__Problem to solve__. Restate each entry exactly, without pictures.

__Data__.
-------------------------
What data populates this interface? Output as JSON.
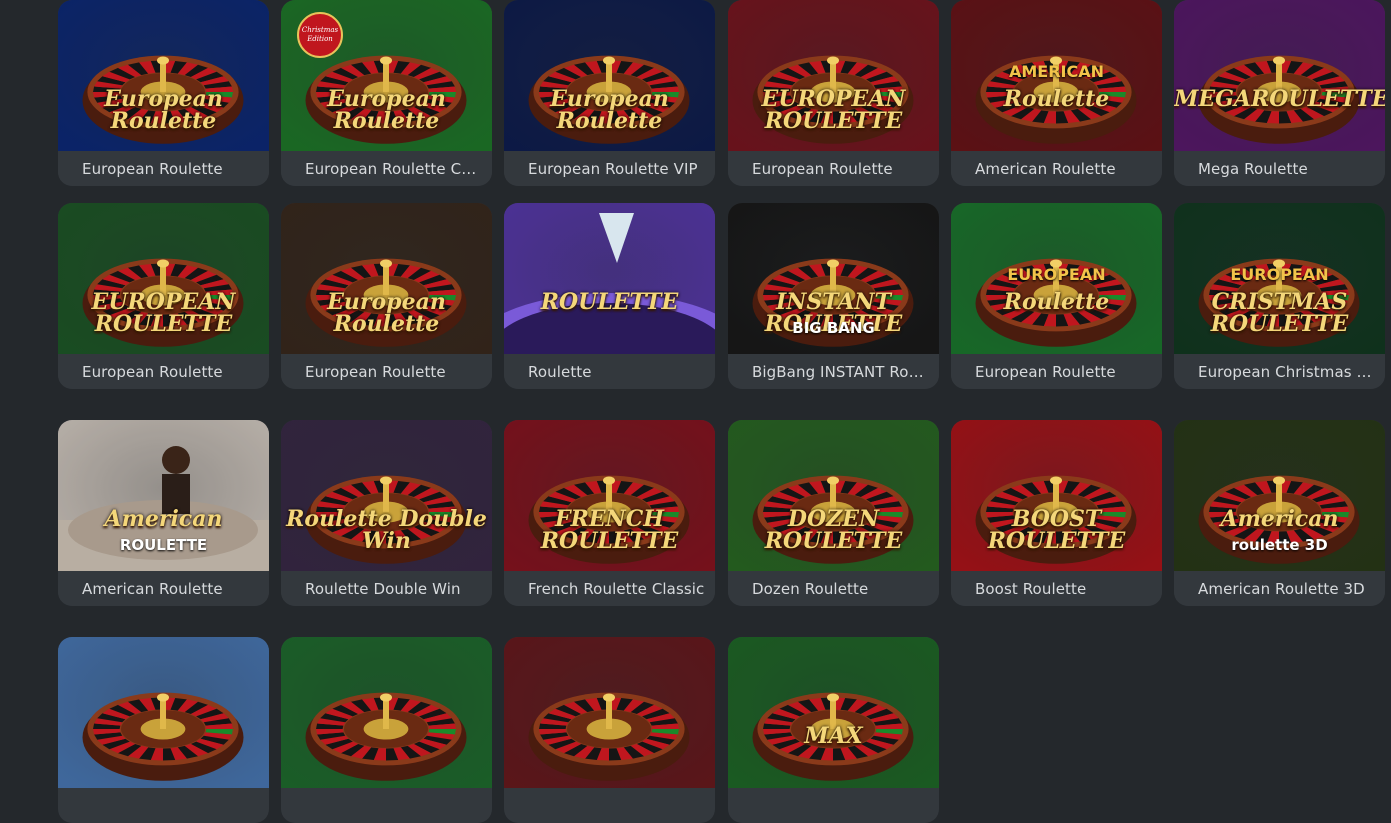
{
  "games": [
    {
      "title": "European Roulette",
      "art_text": "European Roulette",
      "theme": "#0d2a7a"
    },
    {
      "title": "European Roulette Christmas Edition",
      "art_text": "European Roulette",
      "badge": "Christmas Edition",
      "theme": "#1f7a2a"
    },
    {
      "title": "European Roulette VIP",
      "art_text": "European Roulette",
      "theme": "#0f1e52"
    },
    {
      "title": "European Roulette",
      "art_text": "EUROPEAN ROULETTE",
      "theme": "#7a1620"
    },
    {
      "title": "American Roulette",
      "art_text": "Roulette",
      "art_super": "AMERICAN",
      "theme": "#6b1418"
    },
    {
      "title": "Mega Roulette",
      "art_text": "MEGAROULETTE",
      "theme": "#5a1a6e"
    },
    {
      "title": "European Roulette",
      "art_text": "EUROPEAN ROULETTE",
      "theme": "#1e5a28"
    },
    {
      "title": "European Roulette",
      "art_text": "European Roulette",
      "theme": "#3a2a1e"
    },
    {
      "title": "Roulette",
      "art_text": "ROULETTE",
      "theme": "#5a3ab0"
    },
    {
      "title": "BigBang INSTANT Roulette",
      "art_text": "INSTANT ROULETTE",
      "art_sub": "BIG BANG",
      "theme": "#1a1a1a"
    },
    {
      "title": "European Roulette",
      "art_text": "Roulette",
      "art_super": "EUROPEAN",
      "theme": "#1c7a2e"
    },
    {
      "title": "European Christmas Roulette",
      "art_text": "CRISTMAS ROULETTE",
      "art_super": "EUROPEAN",
      "theme": "#123a22"
    },
    {
      "title": "American Roulette",
      "art_text": "American",
      "art_sub": "ROULETTE",
      "theme": "#d8cfc6"
    },
    {
      "title": "Roulette Double Win",
      "art_text": "Roulette Double Win",
      "theme": "#3a2a48"
    },
    {
      "title": "French Roulette Classic",
      "art_text": "FRENCH ROULETTE",
      "theme": "#8a1420"
    },
    {
      "title": "Dozen Roulette",
      "art_text": "DOZEN ROULETTE",
      "theme": "#2a6a24"
    },
    {
      "title": "Boost Roulette",
      "art_text": "BOOST ROULETTE",
      "theme": "#b0141a"
    },
    {
      "title": "American Roulette 3D",
      "art_text": "American",
      "art_sub": "roulette 3D",
      "theme": "#2a3a18"
    },
    {
      "title": "",
      "theme": "#4a7ab8"
    },
    {
      "title": "",
      "theme": "#1f6e2e"
    },
    {
      "title": "",
      "theme": "#6a1a1e"
    },
    {
      "title": "",
      "theme": "#1f6a28",
      "art_text": "MAX"
    }
  ]
}
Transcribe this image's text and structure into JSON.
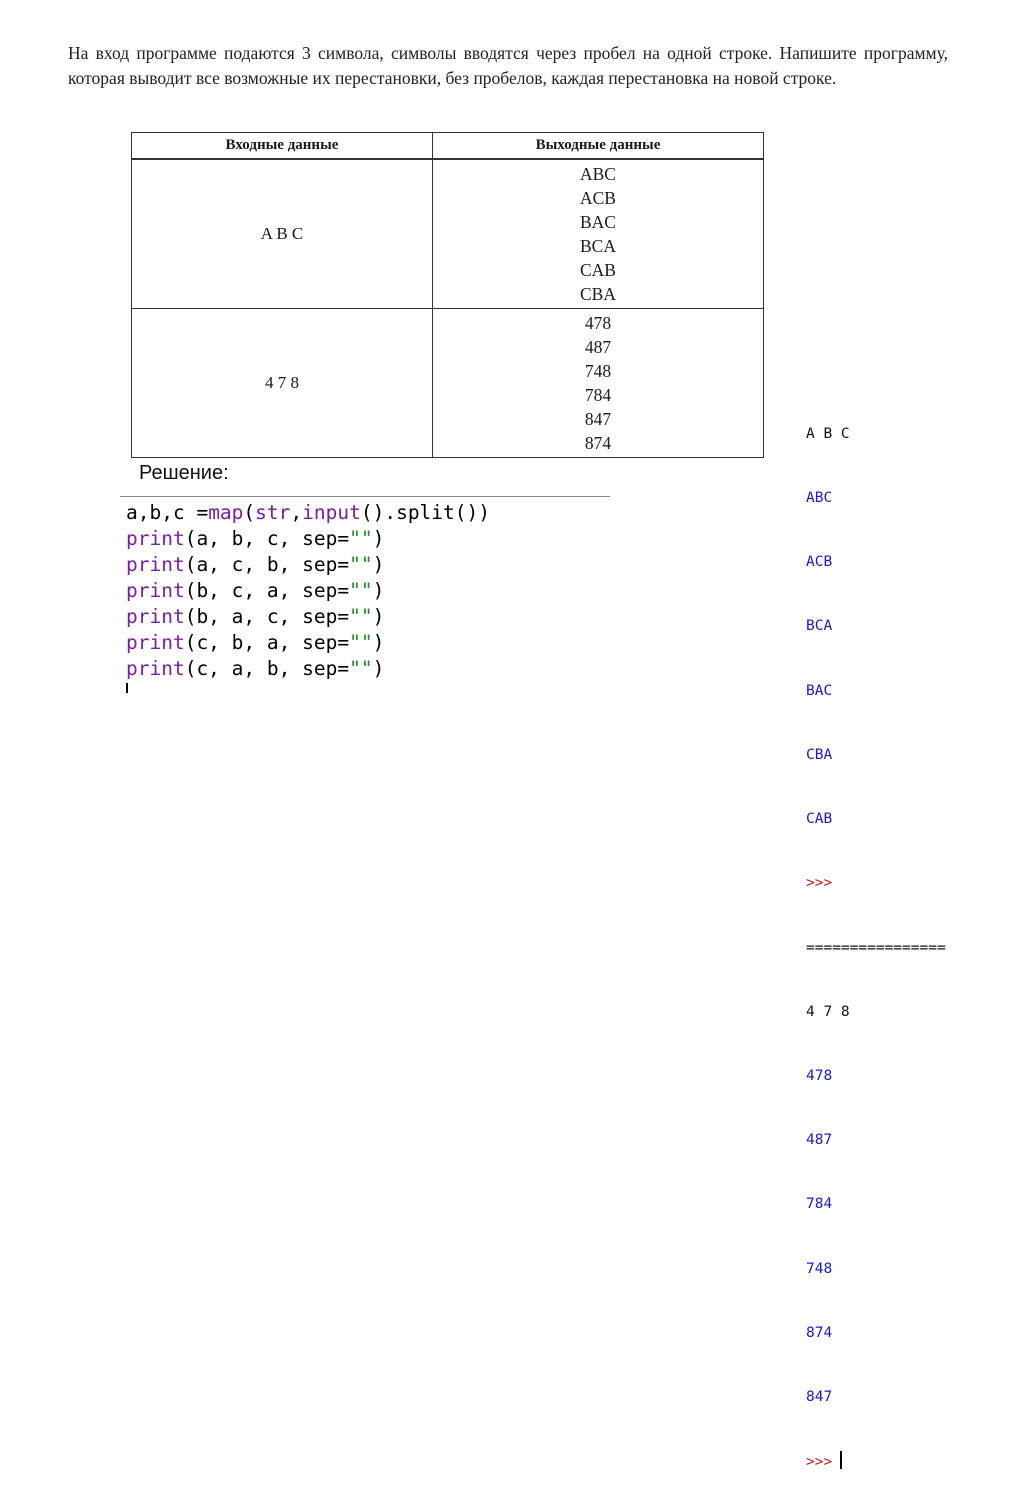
{
  "task": {
    "text": "На вход программе подаются 3 символа, символы вводятся через пробел на одной строке. Напишите программу, которая выводит все возможные их перестановки, без пробелов, каждая перестановка на новой строке."
  },
  "table": {
    "headers": [
      "Входные данные",
      "Выходные данные"
    ],
    "rows": [
      {
        "input": "A B C",
        "output": [
          "ABC",
          "ACB",
          "BAC",
          "BCA",
          "CAB",
          "CBA"
        ]
      },
      {
        "input": "4 7 8",
        "output": [
          "478",
          "487",
          "748",
          "784",
          "847",
          "874"
        ]
      }
    ]
  },
  "solution_label": "Решение:",
  "code": {
    "line1": {
      "a": "a,b,c =",
      "b": "map",
      "c": "(",
      "d": "str",
      "e": ",",
      "f": "input",
      "g": "().split())"
    },
    "print_kw": "print",
    "print_args": [
      "(a, b, c, sep=",
      "(a, c, b, sep=",
      "(b, c, a, sep=",
      "(b, a, c, sep=",
      "(c, b, a, sep=",
      "(c, a, b, sep="
    ],
    "empty_str": "\"\"",
    "close": ")"
  },
  "shell": {
    "lines": [
      {
        "text": "A B C",
        "kind": "input"
      },
      {
        "text": "ABC",
        "kind": "output"
      },
      {
        "text": "ACB",
        "kind": "output"
      },
      {
        "text": "BCA",
        "kind": "output"
      },
      {
        "text": "BAC",
        "kind": "output"
      },
      {
        "text": "CBA",
        "kind": "output"
      },
      {
        "text": "CAB",
        "kind": "output"
      },
      {
        "text": ">>>",
        "kind": "prompt"
      },
      {
        "text": "================",
        "kind": "sep"
      },
      {
        "text": "4 7 8",
        "kind": "input"
      },
      {
        "text": "478",
        "kind": "output"
      },
      {
        "text": "487",
        "kind": "output"
      },
      {
        "text": "784",
        "kind": "output"
      },
      {
        "text": "748",
        "kind": "output"
      },
      {
        "text": "874",
        "kind": "output"
      },
      {
        "text": "847",
        "kind": "output"
      },
      {
        "text": ">>>",
        "kind": "prompt"
      }
    ]
  },
  "colors": {
    "keyword": "#7a1fa2",
    "string": "#1c8c1c",
    "shell_output": "#1a1acc",
    "shell_prompt": "#c2181a"
  }
}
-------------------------
__Solved problem__.
What data populates this interface? Output as JSON.
{
  "games": [
    {
      "title": "European Roulette",
      "art_text": "European Roulette",
      "theme": "#0d2a7a"
    },
    {
      "title": "European Roulette Christmas Edition",
      "art_text": "European Roulette",
      "badge": "Christmas Edition",
      "theme": "#1f7a2a"
    },
    {
      "title": "European Roulette VIP",
      "art_text": "European Roulette",
      "theme": "#0f1e52"
    },
    {
      "title": "European Roulette",
      "art_text": "EUROPEAN ROULETTE",
      "theme": "#7a1620"
    },
    {
      "title": "American Roulette",
      "art_text": "Roulette",
      "art_super": "AMERICAN",
      "theme": "#6b1418"
    },
    {
      "title": "Mega Roulette",
      "art_text": "MEGAROULETTE",
      "theme": "#5a1a6e"
    },
    {
      "title": "European Roulette",
      "art_text": "EUROPEAN ROULETTE",
      "theme": "#1e5a28"
    },
    {
      "title": "European Roulette",
      "art_text": "European Roulette",
      "theme": "#3a2a1e"
    },
    {
      "title": "Roulette",
      "art_text": "ROULETTE",
      "theme": "#5a3ab0"
    },
    {
      "title": "BigBang INSTANT Roulette",
      "art_text": "INSTANT ROULETTE",
      "art_sub": "BIG BANG",
      "theme": "#1a1a1a"
    },
    {
      "title": "European Roulette",
      "art_text": "Roulette",
      "art_super": "EUROPEAN",
      "theme": "#1c7a2e"
    },
    {
      "title": "European Christmas Roulette",
      "art_text": "CRISTMAS ROULETTE",
      "art_super": "EUROPEAN",
      "theme": "#123a22"
    },
    {
      "title": "American Roulette",
      "art_text": "American",
      "art_sub": "ROULETTE",
      "theme": "#d8cfc6"
    },
    {
      "title": "Roulette Double Win",
      "art_text": "Roulette Double Win",
      "theme": "#3a2a48"
    },
    {
      "title": "French Roulette Classic",
      "art_text": "FRENCH ROULETTE",
      "theme": "#8a1420"
    },
    {
      "title": "Dozen Roulette",
      "art_text": "DOZEN ROULETTE",
      "theme": "#2a6a24"
    },
    {
      "title": "Boost Roulette",
      "art_text": "BOOST ROULETTE",
      "theme": "#b0141a"
    },
    {
      "title": "American Roulette 3D",
      "art_text": "American",
      "art_sub": "roulette 3D",
      "theme": "#2a3a18"
    },
    {
      "title": "",
      "theme": "#4a7ab8"
    },
    {
      "title": "",
      "theme": "#1f6e2e"
    },
    {
      "title": "",
      "theme": "#6a1a1e"
    },
    {
      "title": "",
      "theme": "#1f6a28",
      "art_text": "MAX"
    }
  ]
}
Transcribe this image's text and structure into JSON.
{
  "task": {
    "text": "На вход программе подаются 3 символа, символы вводятся через пробел на одной строке. Напишите программу, которая выводит все возможные их перестановки, без пробелов, каждая перестановка на новой строке."
  },
  "table": {
    "headers": [
      "Входные данные",
      "Выходные данные"
    ],
    "rows": [
      {
        "input": "A B C",
        "output": [
          "ABC",
          "ACB",
          "BAC",
          "BCA",
          "CAB",
          "CBA"
        ]
      },
      {
        "input": "4 7 8",
        "output": [
          "478",
          "487",
          "748",
          "784",
          "847",
          "874"
        ]
      }
    ]
  },
  "solution_label": "Решение:",
  "code": {
    "line1": {
      "a": "a,b,c =",
      "b": "map",
      "c": "(",
      "d": "str",
      "e": ",",
      "f": "input",
      "g": "().split())"
    },
    "print_kw": "print",
    "print_args": [
      "(a, b, c, sep=",
      "(a, c, b, sep=",
      "(b, c, a, sep=",
      "(b, a, c, sep=",
      "(c, b, a, sep=",
      "(c, a, b, sep="
    ],
    "empty_str": "\"\"",
    "close": ")"
  },
  "shell": {
    "lines": [
      {
        "text": "A B C",
        "kind": "input"
      },
      {
        "text": "ABC",
        "kind": "output"
      },
      {
        "text": "ACB",
        "kind": "output"
      },
      {
        "text": "BCA",
        "kind": "output"
      },
      {
        "text": "BAC",
        "kind": "output"
      },
      {
        "text": "CBA",
        "kind": "output"
      },
      {
        "text": "CAB",
        "kind": "output"
      },
      {
        "text": ">>>",
        "kind": "prompt"
      },
      {
        "text": "================",
        "kind": "sep"
      },
      {
        "text": "4 7 8",
        "kind": "input"
      },
      {
        "text": "478",
        "kind": "output"
      },
      {
        "text": "487",
        "kind": "output"
      },
      {
        "text": "784",
        "kind": "output"
      },
      {
        "text": "748",
        "kind": "output"
      },
      {
        "text": "874",
        "kind": "output"
      },
      {
        "text": "847",
        "kind": "output"
      },
      {
        "text": ">>>",
        "kind": "prompt"
      }
    ]
  },
  "colors": {
    "keyword": "#7a1fa2",
    "string": "#1c8c1c",
    "shell_output": "#1a1acc",
    "shell_prompt": "#c2181a"
  }
}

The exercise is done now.